Your assignment: Please return all lines from the records below that include the string "label".
--- Source material ---
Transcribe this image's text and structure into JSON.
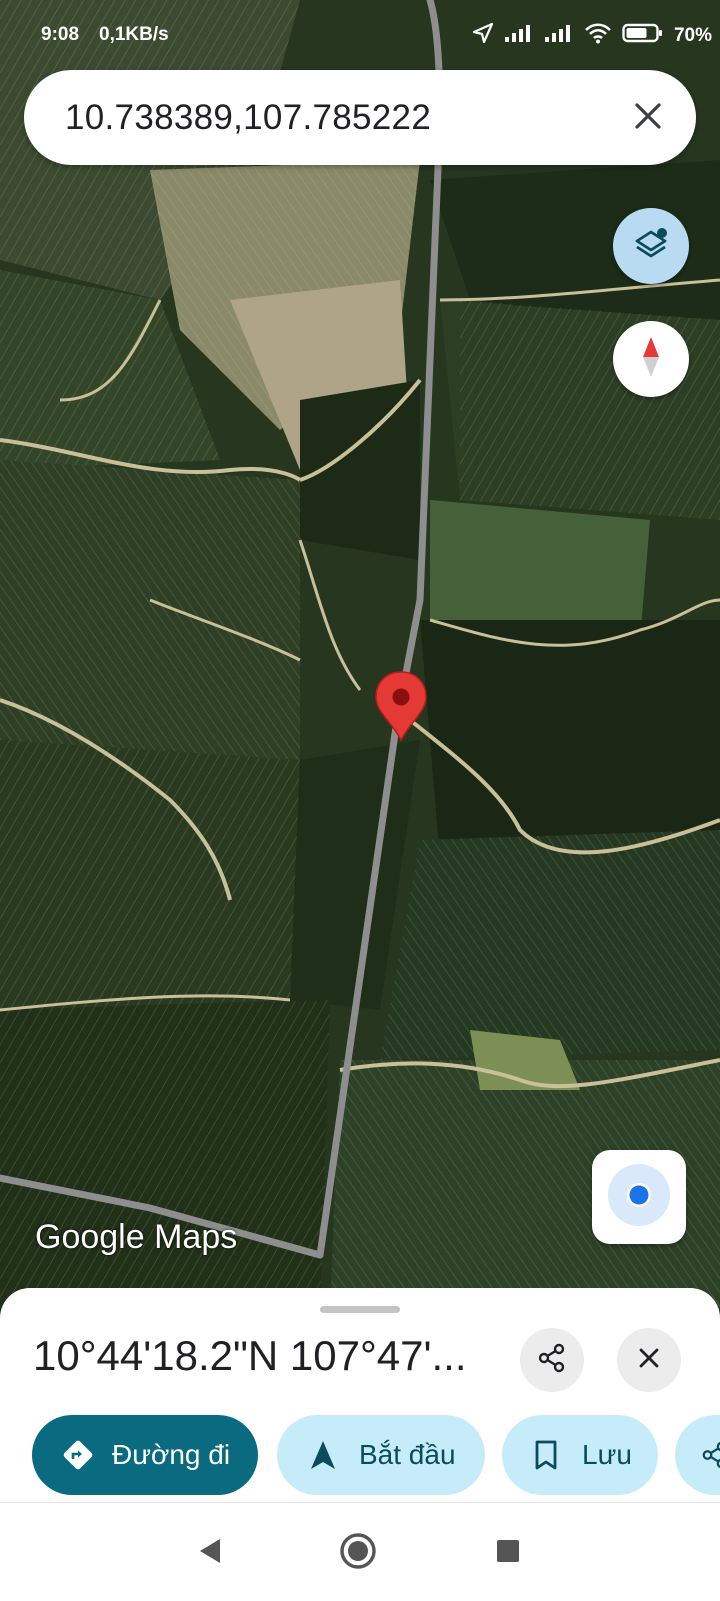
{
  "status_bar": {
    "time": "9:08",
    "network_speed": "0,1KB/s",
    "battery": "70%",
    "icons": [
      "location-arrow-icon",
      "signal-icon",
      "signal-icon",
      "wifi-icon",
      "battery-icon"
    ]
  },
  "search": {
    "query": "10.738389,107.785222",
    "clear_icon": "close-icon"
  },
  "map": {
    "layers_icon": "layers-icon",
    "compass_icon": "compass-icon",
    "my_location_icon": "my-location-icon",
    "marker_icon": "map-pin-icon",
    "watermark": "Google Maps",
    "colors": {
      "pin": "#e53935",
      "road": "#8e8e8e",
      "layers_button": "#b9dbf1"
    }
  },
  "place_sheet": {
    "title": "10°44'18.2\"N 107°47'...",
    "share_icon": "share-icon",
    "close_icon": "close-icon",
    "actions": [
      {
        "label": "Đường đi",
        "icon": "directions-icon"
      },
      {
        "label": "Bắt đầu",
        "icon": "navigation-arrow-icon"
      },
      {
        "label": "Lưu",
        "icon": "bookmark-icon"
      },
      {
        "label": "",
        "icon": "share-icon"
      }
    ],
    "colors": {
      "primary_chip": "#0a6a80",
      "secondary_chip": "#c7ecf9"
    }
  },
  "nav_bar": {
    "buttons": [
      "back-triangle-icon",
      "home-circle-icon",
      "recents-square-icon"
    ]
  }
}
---
Completed task:
        "label": "Đường đi",
        "label": "Bắt đầu",
        "label": "Lưu",
        "label": "",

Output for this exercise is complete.